What does this have to do with education? A lot! We’ve been searching for all kinds of ways to make learning easier, to increase student engagement and motivation. Schools adopt 1:1 laptop policies to put computers into the hands of every student so that they won’t have to take notes by hand. Schools de-emphasize memorization on the theory that the Internet holds all the factual knowledge students will ever need. Many schools use open-source videos to augment or replace textbook reading. At my son’s high school, the science teachers prepare PowerPoint presentations of their lessons and deliver those slide decks, with their notes, straight to the students. Everyone applauds to see adults making an effort to ease the path for students and not bog them down with old-fashioned schoolwork like memorization, recitation, note-taking, and textbook reading. But what if the drive to increase ease decreases learning? What if learning something actually requires a certain amount of effort?
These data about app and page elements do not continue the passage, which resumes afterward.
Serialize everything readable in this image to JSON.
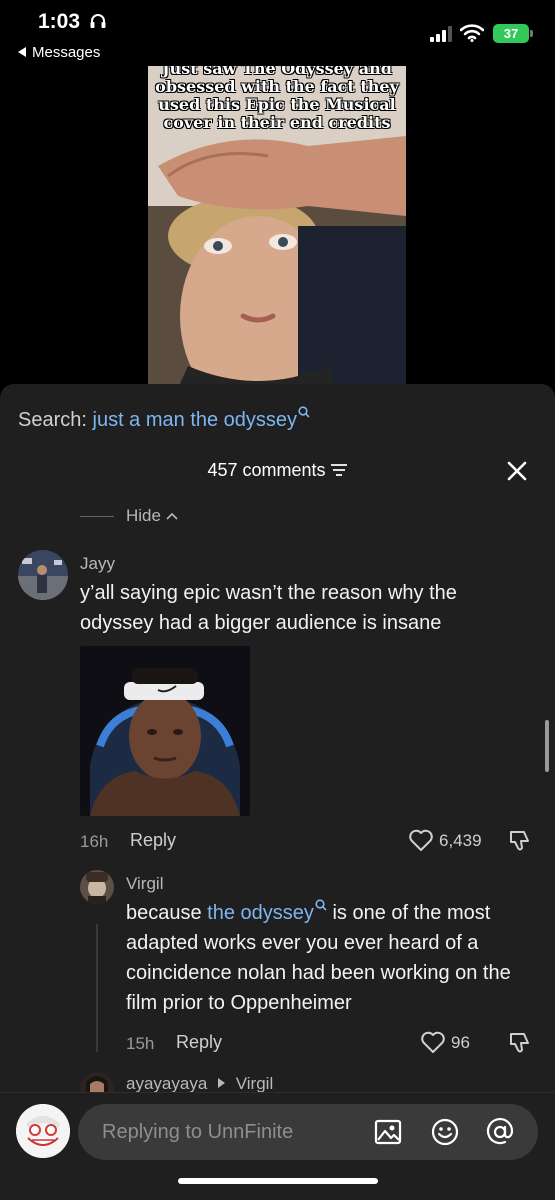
{
  "status_bar": {
    "time": "1:03",
    "back_label": "Messages",
    "battery": "37"
  },
  "video": {
    "caption": "Just saw The Odyssey and obsessed with the fact they used this Epic the Musical cover in their end credits"
  },
  "comments_sheet": {
    "search_label": "Search:",
    "search_query": "just a man the odyssey",
    "comment_count": "457 comments",
    "hide_label": "Hide",
    "comments": [
      {
        "username": "Jayy",
        "text": "y’all saying epic wasn’t the reason why the odyssey had a bigger audience is insane",
        "time": "16h",
        "reply_label": "Reply",
        "likes": "6,439"
      },
      {
        "username": "Virgil",
        "text_before": "because ",
        "text_link": "the odyssey",
        "text_after": " is one of the most adapted works ever you ever heard of a coincidence nolan had been working on the film prior to Oppenheimer",
        "time": "15h",
        "reply_label": "Reply",
        "likes": "96"
      },
      {
        "username": "ayayayaya",
        "reply_to": "Virgil"
      }
    ],
    "input_placeholder": "Replying to UnnFinite"
  },
  "colors": {
    "sheet_bg": "#1f1f1f",
    "link_blue": "#7db6f0",
    "battery_green": "#34c759"
  },
  "icons": [
    "headphones-icon",
    "signal-icon",
    "wifi-icon",
    "search-icon",
    "filter-icon",
    "close-icon",
    "chevron-up-icon",
    "heart-icon",
    "dislike-icon",
    "image-icon",
    "emoji-icon",
    "mention-icon"
  ]
}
Research seems to suggest that it does. Authors Peter C. Brown, Henry L., Rodiger III, and Mark A McDaniel provide a wide array of examples of how increasing student effort at learning also increases later retrieval of that learning, in their book, . Writing things down by hand seems to have a stronger effect on remembering what you’ve written than typing or dictating the same words. Memorizing and repeating basic factual knowledge helps build a foundation of conceptual understanding that makes all future learning more meaningful and stickier in the mind. Active manipulation of the instructional content, rather than passive viewing of it, makes a huge difference in how deeply and permanently that content is learned. Spacing out practice and assessment sessions over a period of time, rather than doing massed practice and testing shortly after instruction, allows some time for forgetting and makes the effort at retrieval both harder and more durable over the longer term. We’ve known for a long time that cramming for a test may help you on test day, but it doesn’t help you remember things a week later. Now we’re starting to understand why.
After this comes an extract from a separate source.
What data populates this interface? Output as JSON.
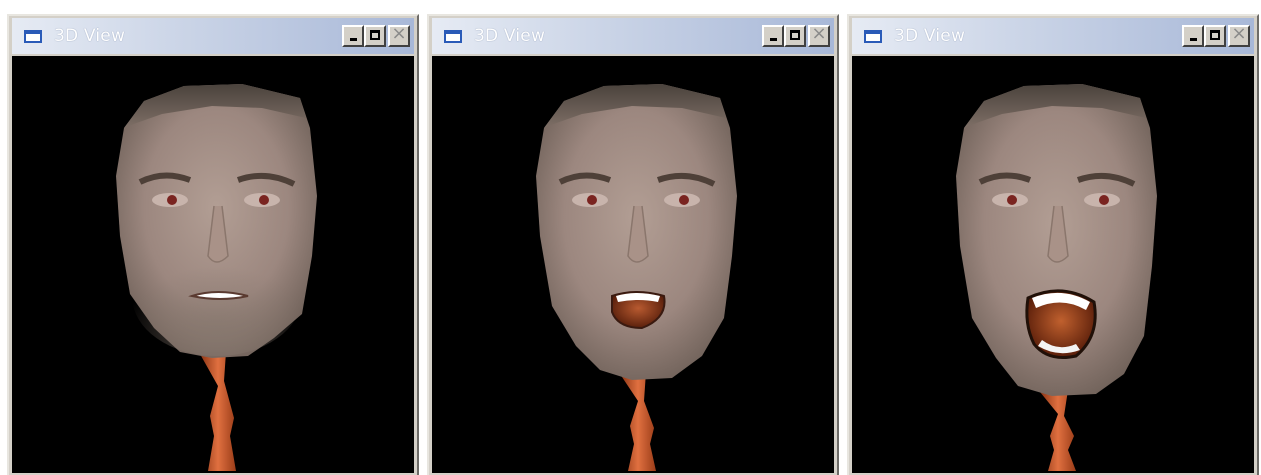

Some education thinkers and writers use the term “productive struggle” to talk about this idea that a certain amount of sweat aids learning. It’s like the idea of the Goldilocks Zone or Vygotsky’s Zone of Proximal Development: that sweet spot where conditions are just right for growth. Make the work too easy and you won’t learn anything new from it; make it too hard and you won’t even be able to do it. Think of lifting weights in the gym: you could bench press a 1-pound weight all day, and it wouldn’t have much effect on your muscle tone. You could struggle all day with a 500-pound weight and accomplish nothing but a headache.
This makes the work of the teacher even more complicated than it already was, because every child’s zone of productive struggle is a little bit different from every other child’s—and not only that, but his zone of struggle may not be the same in math, English, science, or social studies…OR in Unit 1, Unit 2, Unit 3, and Unit 4! Aim for the average every day—average amount of instructional time, average difficulty level of assignment—and you’ve made plans that fit no single student perfectly.
So what can we do? Assess constantly, adjust constantly, have alternative explanations and questions at the ready at all times. And most importantly…resist feeling sorry for your students when you see them sweat. Resist the urge to make things easier for them, unless you have really good data to guide you. You may not be doing them any favors.